┌────────

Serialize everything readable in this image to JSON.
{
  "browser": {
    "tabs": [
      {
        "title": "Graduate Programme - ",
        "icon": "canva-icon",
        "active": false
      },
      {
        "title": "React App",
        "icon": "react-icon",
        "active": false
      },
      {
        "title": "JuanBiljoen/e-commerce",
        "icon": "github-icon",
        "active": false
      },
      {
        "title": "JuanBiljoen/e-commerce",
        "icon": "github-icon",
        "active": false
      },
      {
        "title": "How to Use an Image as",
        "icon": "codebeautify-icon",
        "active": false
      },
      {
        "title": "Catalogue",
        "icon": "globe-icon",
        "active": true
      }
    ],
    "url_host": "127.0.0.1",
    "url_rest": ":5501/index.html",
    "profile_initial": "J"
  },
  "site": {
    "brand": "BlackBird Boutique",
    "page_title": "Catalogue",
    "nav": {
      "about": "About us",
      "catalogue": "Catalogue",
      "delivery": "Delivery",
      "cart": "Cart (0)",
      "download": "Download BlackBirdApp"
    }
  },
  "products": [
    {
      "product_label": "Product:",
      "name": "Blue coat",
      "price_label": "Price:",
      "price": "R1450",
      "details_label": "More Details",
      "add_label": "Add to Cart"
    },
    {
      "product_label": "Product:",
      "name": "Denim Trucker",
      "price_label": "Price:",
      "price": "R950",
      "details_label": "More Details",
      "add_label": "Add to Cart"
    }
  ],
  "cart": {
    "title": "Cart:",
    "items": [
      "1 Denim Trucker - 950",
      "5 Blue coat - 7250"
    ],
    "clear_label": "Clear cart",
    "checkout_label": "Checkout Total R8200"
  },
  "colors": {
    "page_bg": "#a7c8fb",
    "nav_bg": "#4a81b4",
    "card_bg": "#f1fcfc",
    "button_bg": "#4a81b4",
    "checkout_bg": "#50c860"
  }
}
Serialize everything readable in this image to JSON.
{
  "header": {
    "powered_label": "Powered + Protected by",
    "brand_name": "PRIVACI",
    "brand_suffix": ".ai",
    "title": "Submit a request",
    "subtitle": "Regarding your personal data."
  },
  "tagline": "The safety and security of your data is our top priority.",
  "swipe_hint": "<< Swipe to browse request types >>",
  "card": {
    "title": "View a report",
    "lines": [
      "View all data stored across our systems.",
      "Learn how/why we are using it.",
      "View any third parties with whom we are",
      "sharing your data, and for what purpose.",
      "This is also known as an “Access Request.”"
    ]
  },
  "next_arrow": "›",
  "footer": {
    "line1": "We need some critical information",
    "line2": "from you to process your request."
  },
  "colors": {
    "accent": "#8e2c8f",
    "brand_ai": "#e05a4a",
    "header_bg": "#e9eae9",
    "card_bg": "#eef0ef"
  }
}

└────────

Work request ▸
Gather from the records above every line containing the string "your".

Task result ▸
    "subtitle": "Regarding your personal data."
  "tagline": "The safety and security of your data is our top priority.",
      "sharing your data, and for what purpose.",
    "line2": "from you to process your request."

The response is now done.